» **Activity**: Write out all the data again, exactly as it stands.
+ + +
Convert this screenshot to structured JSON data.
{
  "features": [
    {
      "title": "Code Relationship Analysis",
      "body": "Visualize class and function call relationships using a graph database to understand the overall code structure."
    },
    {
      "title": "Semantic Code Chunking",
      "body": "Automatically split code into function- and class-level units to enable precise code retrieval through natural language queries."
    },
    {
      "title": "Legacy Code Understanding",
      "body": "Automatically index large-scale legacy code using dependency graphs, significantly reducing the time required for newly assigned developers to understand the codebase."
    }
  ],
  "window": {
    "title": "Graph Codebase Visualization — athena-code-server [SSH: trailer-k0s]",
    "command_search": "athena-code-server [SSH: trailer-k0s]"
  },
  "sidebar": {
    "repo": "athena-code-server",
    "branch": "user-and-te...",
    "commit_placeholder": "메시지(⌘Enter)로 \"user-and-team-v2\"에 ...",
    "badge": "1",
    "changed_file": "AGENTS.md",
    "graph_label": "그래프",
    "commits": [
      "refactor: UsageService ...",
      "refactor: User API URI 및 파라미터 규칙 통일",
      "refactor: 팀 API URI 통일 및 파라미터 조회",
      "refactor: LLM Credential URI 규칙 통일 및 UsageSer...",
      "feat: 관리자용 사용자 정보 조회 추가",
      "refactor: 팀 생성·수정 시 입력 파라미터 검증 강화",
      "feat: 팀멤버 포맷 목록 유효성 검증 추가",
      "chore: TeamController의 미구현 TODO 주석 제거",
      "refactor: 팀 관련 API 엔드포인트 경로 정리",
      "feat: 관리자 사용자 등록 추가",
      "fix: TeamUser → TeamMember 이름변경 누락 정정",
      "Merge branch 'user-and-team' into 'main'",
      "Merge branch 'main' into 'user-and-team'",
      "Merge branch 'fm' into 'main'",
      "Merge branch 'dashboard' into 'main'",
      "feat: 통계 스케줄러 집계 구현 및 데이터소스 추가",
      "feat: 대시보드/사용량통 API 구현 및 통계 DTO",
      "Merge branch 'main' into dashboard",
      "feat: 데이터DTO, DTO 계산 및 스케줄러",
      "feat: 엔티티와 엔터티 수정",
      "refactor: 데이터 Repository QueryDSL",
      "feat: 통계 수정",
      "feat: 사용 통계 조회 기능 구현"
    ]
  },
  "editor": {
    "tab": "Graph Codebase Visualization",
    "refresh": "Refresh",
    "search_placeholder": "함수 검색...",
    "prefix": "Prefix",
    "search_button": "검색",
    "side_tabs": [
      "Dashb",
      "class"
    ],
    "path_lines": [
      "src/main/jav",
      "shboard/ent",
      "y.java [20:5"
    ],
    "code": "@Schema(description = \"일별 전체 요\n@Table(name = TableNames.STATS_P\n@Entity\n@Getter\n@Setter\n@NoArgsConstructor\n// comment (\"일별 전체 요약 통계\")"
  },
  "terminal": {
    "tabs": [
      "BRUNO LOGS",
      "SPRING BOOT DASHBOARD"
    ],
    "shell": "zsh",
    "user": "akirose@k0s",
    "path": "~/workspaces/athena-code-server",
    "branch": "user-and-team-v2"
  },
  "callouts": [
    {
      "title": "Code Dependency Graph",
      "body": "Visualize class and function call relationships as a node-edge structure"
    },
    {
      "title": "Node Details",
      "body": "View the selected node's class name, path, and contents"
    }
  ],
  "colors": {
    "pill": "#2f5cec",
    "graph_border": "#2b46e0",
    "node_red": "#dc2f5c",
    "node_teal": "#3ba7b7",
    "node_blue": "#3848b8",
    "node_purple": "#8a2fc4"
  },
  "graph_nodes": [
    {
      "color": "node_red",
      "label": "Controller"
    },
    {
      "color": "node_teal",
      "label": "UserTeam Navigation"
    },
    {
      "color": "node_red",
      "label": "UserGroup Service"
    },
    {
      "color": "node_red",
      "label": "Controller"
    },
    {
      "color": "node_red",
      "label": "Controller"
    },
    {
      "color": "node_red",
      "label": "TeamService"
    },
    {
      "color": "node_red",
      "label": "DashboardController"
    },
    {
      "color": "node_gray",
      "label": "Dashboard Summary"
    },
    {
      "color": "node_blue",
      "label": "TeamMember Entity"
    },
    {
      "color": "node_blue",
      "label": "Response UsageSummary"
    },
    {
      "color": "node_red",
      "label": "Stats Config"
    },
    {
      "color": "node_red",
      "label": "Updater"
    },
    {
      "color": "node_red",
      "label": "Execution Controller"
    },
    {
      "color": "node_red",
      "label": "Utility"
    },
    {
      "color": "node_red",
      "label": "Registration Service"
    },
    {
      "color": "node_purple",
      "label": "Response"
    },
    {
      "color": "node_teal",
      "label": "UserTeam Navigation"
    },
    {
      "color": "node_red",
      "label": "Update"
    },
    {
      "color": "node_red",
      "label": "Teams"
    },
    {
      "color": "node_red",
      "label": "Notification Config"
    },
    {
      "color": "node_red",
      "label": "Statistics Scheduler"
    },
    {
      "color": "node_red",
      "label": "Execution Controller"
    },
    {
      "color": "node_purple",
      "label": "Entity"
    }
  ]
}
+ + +
» **Reply**:
Convert this screenshot to structured JSON data.
{
  "features": [
    {
      "title": "Code Relationship Analysis",
      "body": "Visualize class and function call relationships using a graph database to understand the overall code structure."
    },
    {
      "title": "Semantic Code Chunking",
      "body": "Automatically split code into function- and class-level units to enable precise code retrieval through natural language queries."
    },
    {
      "title": "Legacy Code Understanding",
      "body": "Automatically index large-scale legacy code using dependency graphs, significantly reducing the time required for newly assigned developers to understand the codebase."
    }
  ],
  "window": {
    "title": "Graph Codebase Visualization — athena-code-server [SSH: trailer-k0s]",
    "command_search": "athena-code-server [SSH: trailer-k0s]"
  },
  "sidebar": {
    "repo": "athena-code-server",
    "branch": "user-and-te...",
    "commit_placeholder": "메시지(⌘Enter)로 \"user-and-team-v2\"에 ...",
    "badge": "1",
    "changed_file": "AGENTS.md",
    "graph_label": "그래프",
    "commits": [
      "refactor: UsageService ...",
      "refactor: User API URI 및 파라미터 규칙 통일",
      "refactor: 팀 API URI 통일 및 파라미터 조회",
      "refactor: LLM Credential URI 규칙 통일 및 UsageSer...",
      "feat: 관리자용 사용자 정보 조회 추가",
      "refactor: 팀 생성·수정 시 입력 파라미터 검증 강화",
      "feat: 팀멤버 포맷 목록 유효성 검증 추가",
      "chore: TeamController의 미구현 TODO 주석 제거",
      "refactor: 팀 관련 API 엔드포인트 경로 정리",
      "feat: 관리자 사용자 등록 추가",
      "fix: TeamUser → TeamMember 이름변경 누락 정정",
      "Merge branch 'user-and-team' into 'main'",
      "Merge branch 'main' into 'user-and-team'",
      "Merge branch 'fm' into 'main'",
      "Merge branch 'dashboard' into 'main'",
      "feat: 통계 스케줄러 집계 구현 및 데이터소스 추가",
      "feat: 대시보드/사용량통 API 구현 및 통계 DTO",
      "Merge branch 'main' into dashboard",
      "feat: 데이터DTO, DTO 계산 및 스케줄러",
      "feat: 엔티티와 엔터티 수정",
      "refactor: 데이터 Repository QueryDSL",
      "feat: 통계 수정",
      "feat: 사용 통계 조회 기능 구현"
    ]
  },
  "editor": {
    "tab": "Graph Codebase Visualization",
    "refresh": "Refresh",
    "search_placeholder": "함수 검색...",
    "prefix": "Prefix",
    "search_button": "검색",
    "side_tabs": [
      "Dashb",
      "class"
    ],
    "path_lines": [
      "src/main/jav",
      "shboard/ent",
      "y.java [20:5"
    ],
    "code": "@Schema(description = \"일별 전체 요\n@Table(name = TableNames.STATS_P\n@Entity\n@Getter\n@Setter\n@NoArgsConstructor\n// comment (\"일별 전체 요약 통계\")"
  },
  "terminal": {
    "tabs": [
      "BRUNO LOGS",
      "SPRING BOOT DASHBOARD"
    ],
    "shell": "zsh",
    "user": "akirose@k0s",
    "path": "~/workspaces/athena-code-server",
    "branch": "user-and-team-v2"
  },
  "callouts": [
    {
      "title": "Code Dependency Graph",
      "body": "Visualize class and function call relationships as a node-edge structure"
    },
    {
      "title": "Node Details",
      "body": "View the selected node's class name, path, and contents"
    }
  ],
  "colors": {
    "pill": "#2f5cec",
    "graph_border": "#2b46e0",
    "node_red": "#dc2f5c",
    "node_teal": "#3ba7b7",
    "node_blue": "#3848b8",
    "node_purple": "#8a2fc4"
  },
  "graph_nodes": [
    {
      "color": "node_red",
      "label": "Controller"
    },
    {
      "color": "node_teal",
      "label": "UserTeam Navigation"
    },
    {
      "color": "node_red",
      "label": "UserGroup Service"
    },
    {
      "color": "node_red",
      "label": "Controller"
    },
    {
      "color": "node_red",
      "label": "Controller"
    },
    {
      "color": "node_red",
      "label": "TeamService"
    },
    {
      "color": "node_red",
      "label": "DashboardController"
    },
    {
      "color": "node_gray",
      "label": "Dashboard Summary"
    },
    {
      "color": "node_blue",
      "label": "TeamMember Entity"
    },
    {
      "color": "node_blue",
      "label": "Response UsageSummary"
    },
    {
      "color": "node_red",
      "label": "Stats Config"
    },
    {
      "color": "node_red",
      "label": "Updater"
    },
    {
      "color": "node_red",
      "label": "Execution Controller"
    },
    {
      "color": "node_red",
      "label": "Utility"
    },
    {
      "color": "node_red",
      "label": "Registration Service"
    },
    {
      "color": "node_purple",
      "label": "Response"
    },
    {
      "color": "node_teal",
      "label": "UserTeam Navigation"
    },
    {
      "color": "node_red",
      "label": "Update"
    },
    {
      "color": "node_red",
      "label": "Teams"
    },
    {
      "color": "node_red",
      "label": "Notification Config"
    },
    {
      "color": "node_red",
      "label": "Statistics Scheduler"
    },
    {
      "color": "node_red",
      "label": "Execution Controller"
    },
    {
      "color": "node_purple",
      "label": "Entity"
    }
  ]
}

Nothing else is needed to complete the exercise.